● Your objective
Copy each line below that includes "data".

*** Begin section ***

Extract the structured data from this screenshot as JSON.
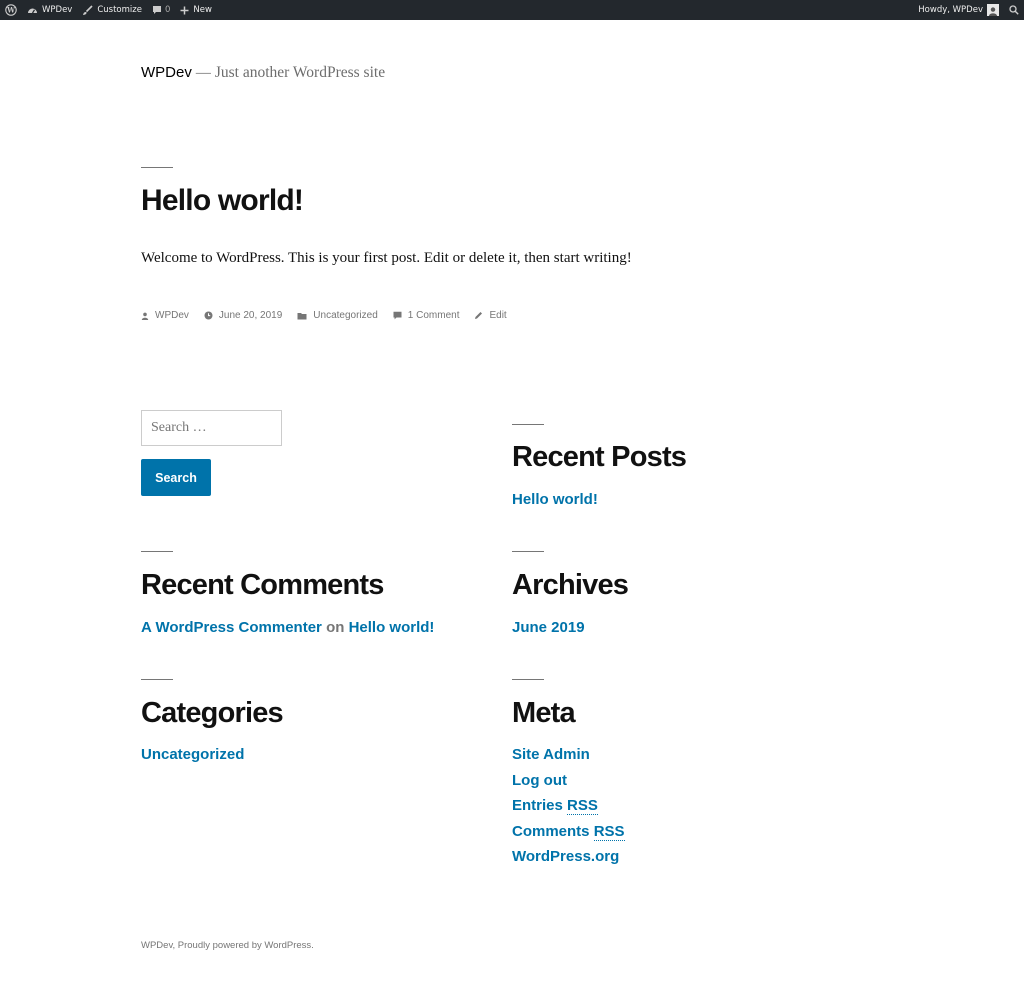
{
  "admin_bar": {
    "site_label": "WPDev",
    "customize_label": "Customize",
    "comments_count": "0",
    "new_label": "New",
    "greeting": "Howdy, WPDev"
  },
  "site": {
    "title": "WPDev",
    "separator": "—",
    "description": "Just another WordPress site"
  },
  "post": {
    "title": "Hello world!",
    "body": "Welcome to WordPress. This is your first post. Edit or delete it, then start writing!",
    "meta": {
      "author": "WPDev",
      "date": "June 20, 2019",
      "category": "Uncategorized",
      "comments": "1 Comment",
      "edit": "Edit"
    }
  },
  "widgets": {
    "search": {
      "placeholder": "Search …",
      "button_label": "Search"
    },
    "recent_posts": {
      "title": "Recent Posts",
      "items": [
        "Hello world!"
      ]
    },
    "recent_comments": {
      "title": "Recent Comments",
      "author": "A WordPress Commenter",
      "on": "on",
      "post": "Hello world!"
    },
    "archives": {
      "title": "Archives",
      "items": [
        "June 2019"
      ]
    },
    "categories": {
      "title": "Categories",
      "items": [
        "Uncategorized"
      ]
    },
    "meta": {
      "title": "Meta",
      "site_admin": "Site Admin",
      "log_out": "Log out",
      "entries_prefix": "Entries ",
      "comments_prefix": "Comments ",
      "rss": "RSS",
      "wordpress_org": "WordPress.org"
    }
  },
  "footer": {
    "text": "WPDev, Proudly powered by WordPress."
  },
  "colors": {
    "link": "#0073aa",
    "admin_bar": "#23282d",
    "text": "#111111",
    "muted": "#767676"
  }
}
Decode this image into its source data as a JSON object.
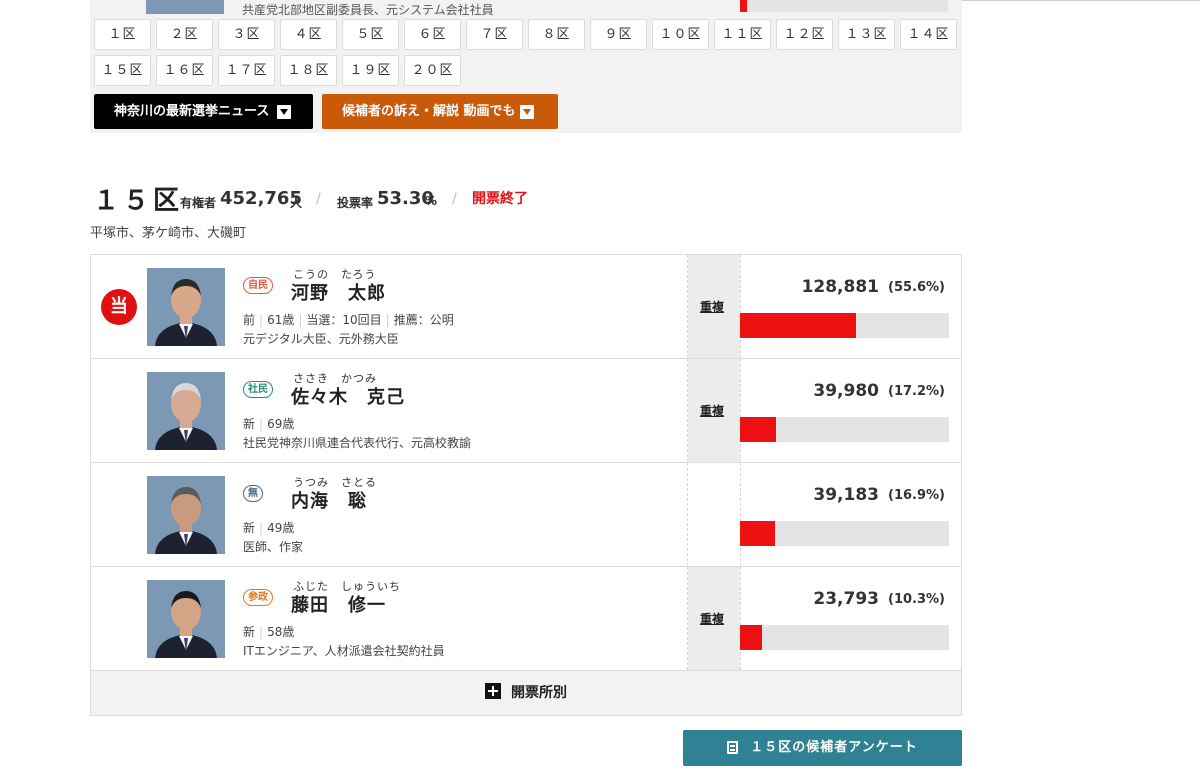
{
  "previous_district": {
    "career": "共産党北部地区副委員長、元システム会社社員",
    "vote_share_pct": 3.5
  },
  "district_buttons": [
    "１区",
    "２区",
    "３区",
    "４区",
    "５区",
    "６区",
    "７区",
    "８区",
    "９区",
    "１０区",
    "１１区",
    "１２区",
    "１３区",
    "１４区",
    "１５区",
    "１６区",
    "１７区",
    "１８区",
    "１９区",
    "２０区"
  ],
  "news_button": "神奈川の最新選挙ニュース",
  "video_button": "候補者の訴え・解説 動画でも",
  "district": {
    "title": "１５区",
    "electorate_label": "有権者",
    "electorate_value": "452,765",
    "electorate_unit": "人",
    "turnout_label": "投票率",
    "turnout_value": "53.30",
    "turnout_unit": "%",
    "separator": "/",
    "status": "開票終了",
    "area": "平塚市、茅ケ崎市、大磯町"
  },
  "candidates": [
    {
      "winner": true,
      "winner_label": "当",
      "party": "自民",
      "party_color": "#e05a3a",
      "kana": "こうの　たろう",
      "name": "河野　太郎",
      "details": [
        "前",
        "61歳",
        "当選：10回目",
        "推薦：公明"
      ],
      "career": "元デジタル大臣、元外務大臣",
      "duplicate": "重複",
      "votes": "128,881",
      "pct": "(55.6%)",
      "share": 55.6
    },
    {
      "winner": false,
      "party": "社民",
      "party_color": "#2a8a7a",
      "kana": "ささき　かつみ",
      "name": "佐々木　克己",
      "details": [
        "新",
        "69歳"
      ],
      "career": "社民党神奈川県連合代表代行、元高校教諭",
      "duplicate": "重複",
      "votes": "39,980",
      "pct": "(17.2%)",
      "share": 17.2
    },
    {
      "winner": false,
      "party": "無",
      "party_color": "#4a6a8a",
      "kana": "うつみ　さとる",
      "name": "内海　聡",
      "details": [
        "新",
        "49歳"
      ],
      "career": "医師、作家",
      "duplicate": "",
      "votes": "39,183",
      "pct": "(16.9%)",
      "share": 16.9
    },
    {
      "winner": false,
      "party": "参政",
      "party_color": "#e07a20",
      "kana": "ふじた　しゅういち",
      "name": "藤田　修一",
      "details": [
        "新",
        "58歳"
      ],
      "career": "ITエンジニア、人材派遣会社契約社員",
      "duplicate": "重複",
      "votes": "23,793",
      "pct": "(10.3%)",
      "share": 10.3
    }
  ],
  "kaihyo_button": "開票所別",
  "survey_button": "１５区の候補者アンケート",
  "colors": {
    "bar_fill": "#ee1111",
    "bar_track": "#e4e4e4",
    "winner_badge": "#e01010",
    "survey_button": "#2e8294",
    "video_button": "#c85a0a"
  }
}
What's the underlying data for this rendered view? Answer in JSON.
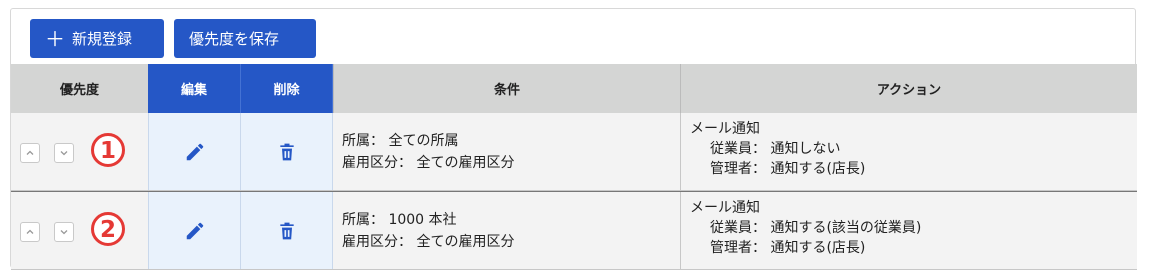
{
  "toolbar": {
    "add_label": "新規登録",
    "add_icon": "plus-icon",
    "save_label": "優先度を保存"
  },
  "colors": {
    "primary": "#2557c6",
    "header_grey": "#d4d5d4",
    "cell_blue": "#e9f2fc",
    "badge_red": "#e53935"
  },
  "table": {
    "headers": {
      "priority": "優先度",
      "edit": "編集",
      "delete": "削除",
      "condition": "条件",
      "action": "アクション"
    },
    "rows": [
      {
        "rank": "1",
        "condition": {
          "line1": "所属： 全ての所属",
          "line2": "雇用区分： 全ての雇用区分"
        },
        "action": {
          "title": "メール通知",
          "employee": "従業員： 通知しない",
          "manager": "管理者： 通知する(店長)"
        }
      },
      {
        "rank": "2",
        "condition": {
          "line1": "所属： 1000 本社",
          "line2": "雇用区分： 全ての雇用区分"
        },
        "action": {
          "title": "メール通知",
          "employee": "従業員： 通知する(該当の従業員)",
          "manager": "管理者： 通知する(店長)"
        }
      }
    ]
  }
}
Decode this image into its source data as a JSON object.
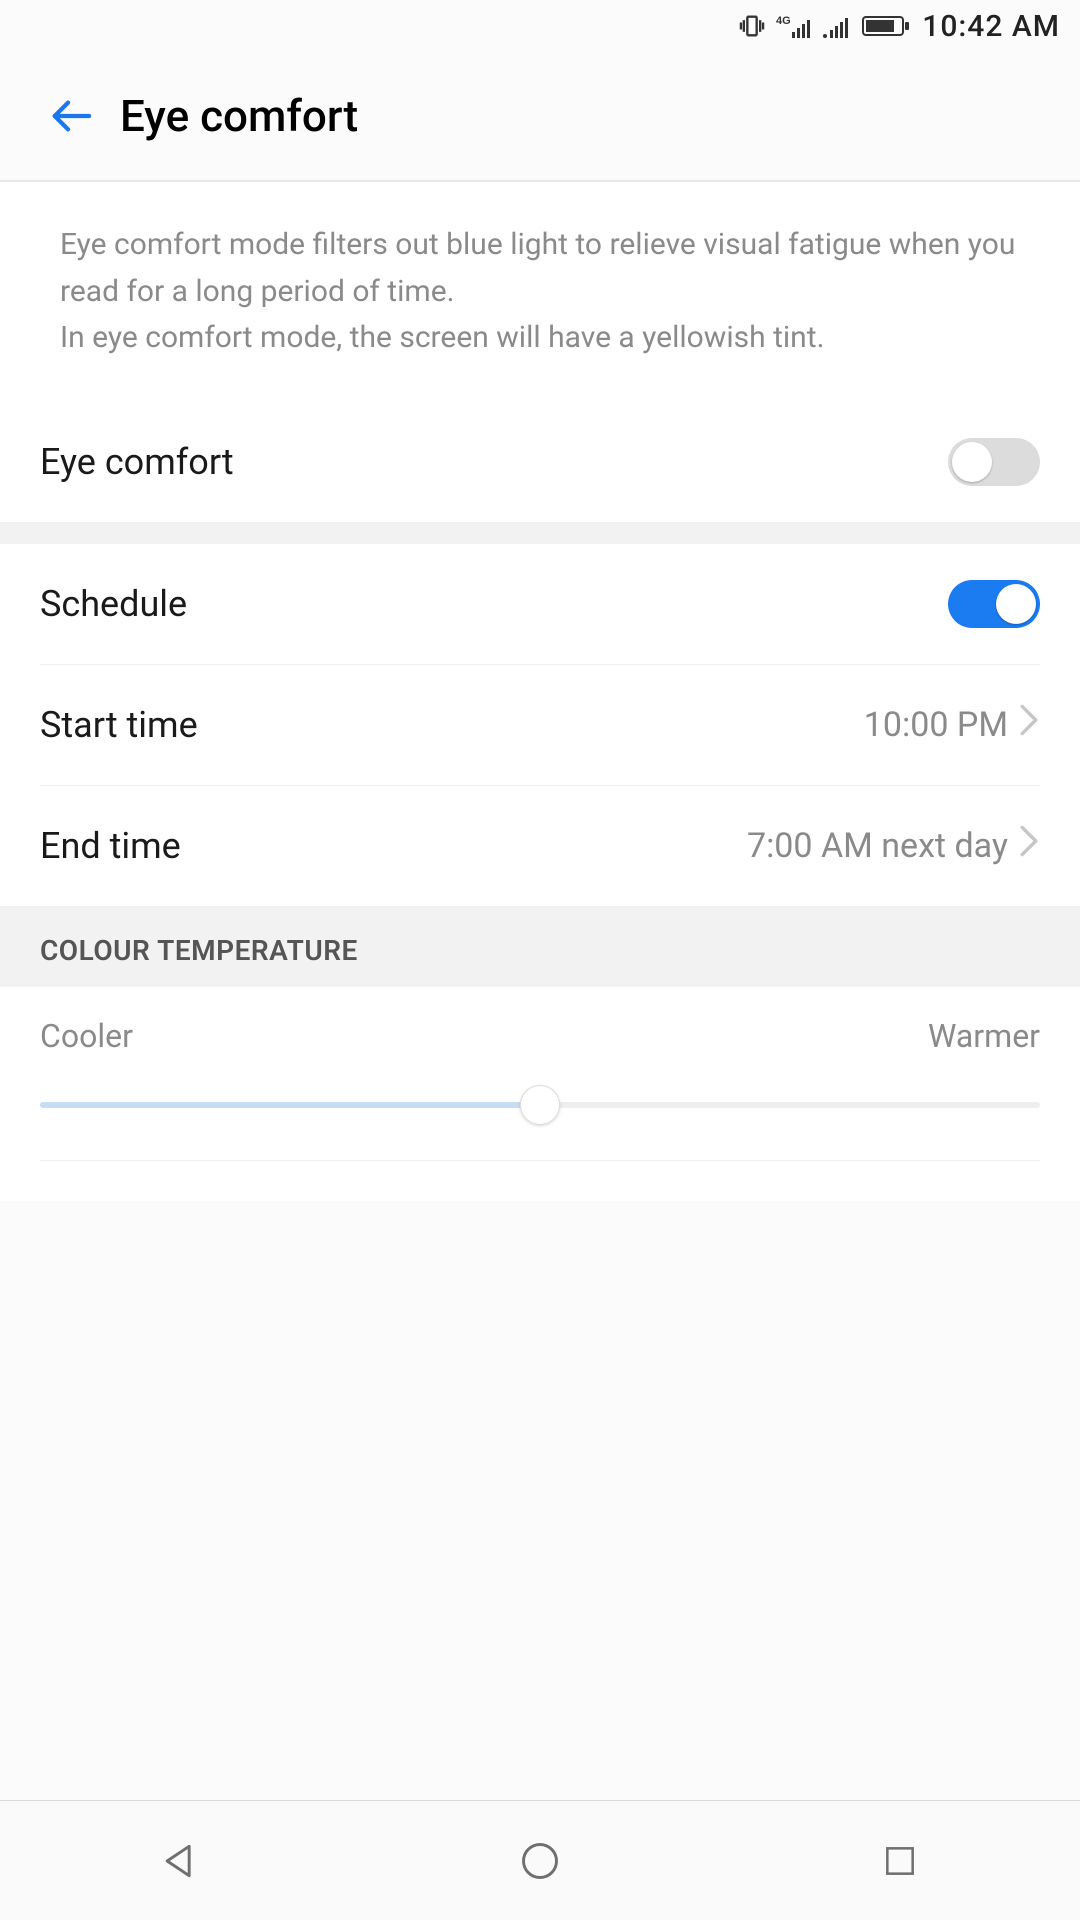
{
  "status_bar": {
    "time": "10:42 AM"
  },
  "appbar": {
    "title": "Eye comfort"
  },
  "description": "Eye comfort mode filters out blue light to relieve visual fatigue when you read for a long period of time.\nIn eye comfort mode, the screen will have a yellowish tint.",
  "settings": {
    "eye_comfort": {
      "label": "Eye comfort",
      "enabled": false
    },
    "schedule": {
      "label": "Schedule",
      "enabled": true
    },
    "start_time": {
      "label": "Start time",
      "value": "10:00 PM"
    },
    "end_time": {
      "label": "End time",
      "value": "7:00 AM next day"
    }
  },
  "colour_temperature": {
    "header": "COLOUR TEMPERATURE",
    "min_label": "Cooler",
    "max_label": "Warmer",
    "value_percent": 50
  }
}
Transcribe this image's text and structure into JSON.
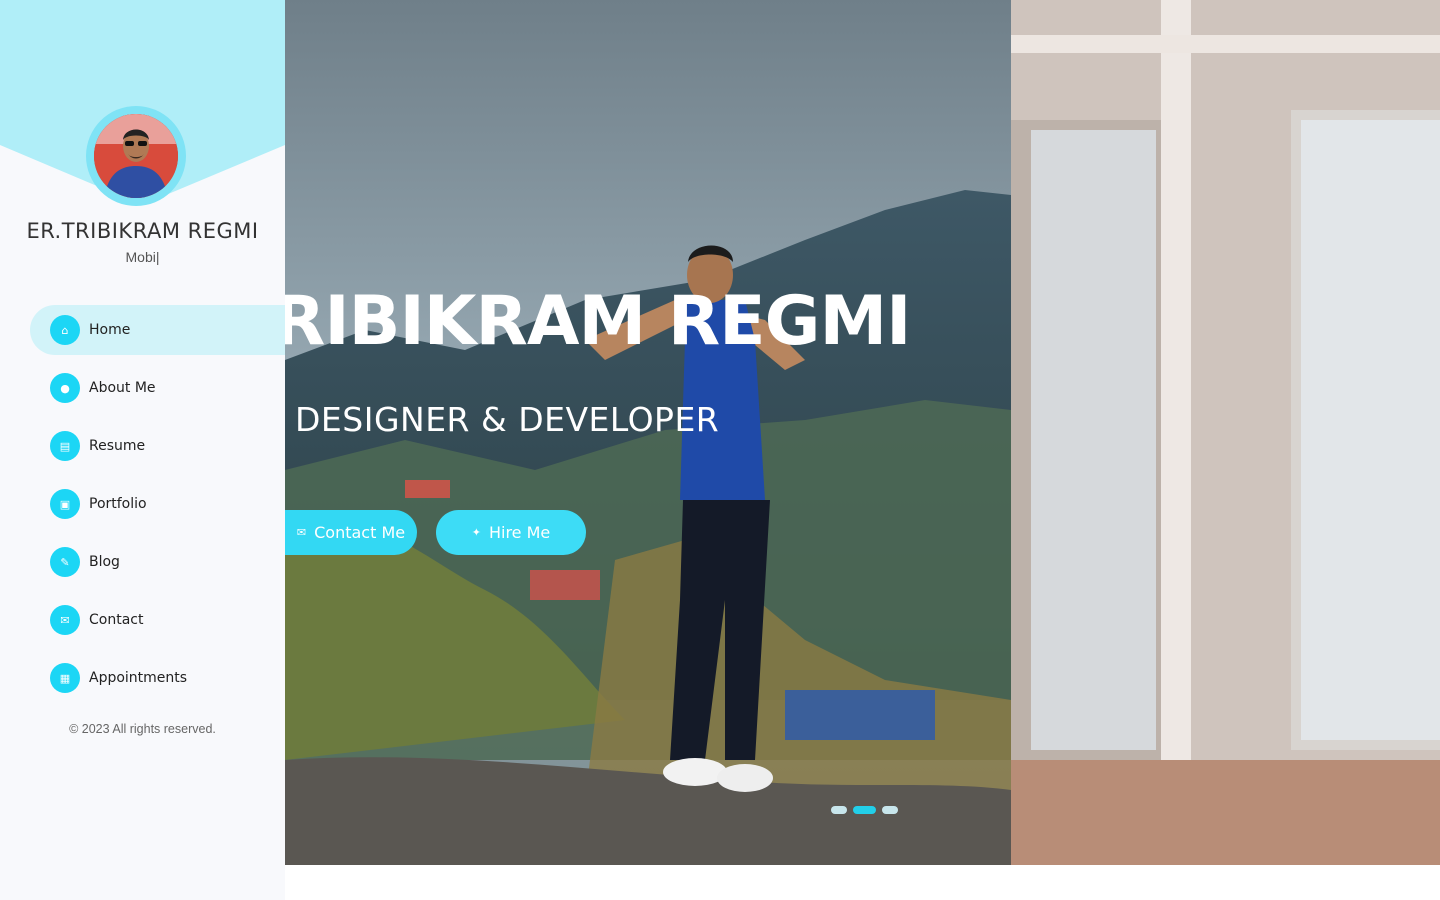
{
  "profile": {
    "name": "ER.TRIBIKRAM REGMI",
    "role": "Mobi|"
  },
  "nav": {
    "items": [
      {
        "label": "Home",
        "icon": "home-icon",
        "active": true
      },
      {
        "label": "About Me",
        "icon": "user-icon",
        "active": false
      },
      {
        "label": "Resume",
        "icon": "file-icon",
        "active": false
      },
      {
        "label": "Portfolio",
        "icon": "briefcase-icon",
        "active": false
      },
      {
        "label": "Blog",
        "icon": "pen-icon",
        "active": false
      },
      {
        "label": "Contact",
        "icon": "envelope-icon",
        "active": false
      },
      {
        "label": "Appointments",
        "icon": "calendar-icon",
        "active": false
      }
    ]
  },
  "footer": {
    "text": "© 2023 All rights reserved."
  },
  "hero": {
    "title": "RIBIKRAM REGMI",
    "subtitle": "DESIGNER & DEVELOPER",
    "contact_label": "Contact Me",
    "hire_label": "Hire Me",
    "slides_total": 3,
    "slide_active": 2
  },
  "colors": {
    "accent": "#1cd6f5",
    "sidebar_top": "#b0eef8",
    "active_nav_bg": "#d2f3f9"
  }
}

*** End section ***

● Written solution
Extract the structured data from this screenshot as JSON.
Decode this image into its source data as a JSON object.
What's the underlying data for this rendered view? Answer in JSON.
Decode this image into its source data as a JSON object.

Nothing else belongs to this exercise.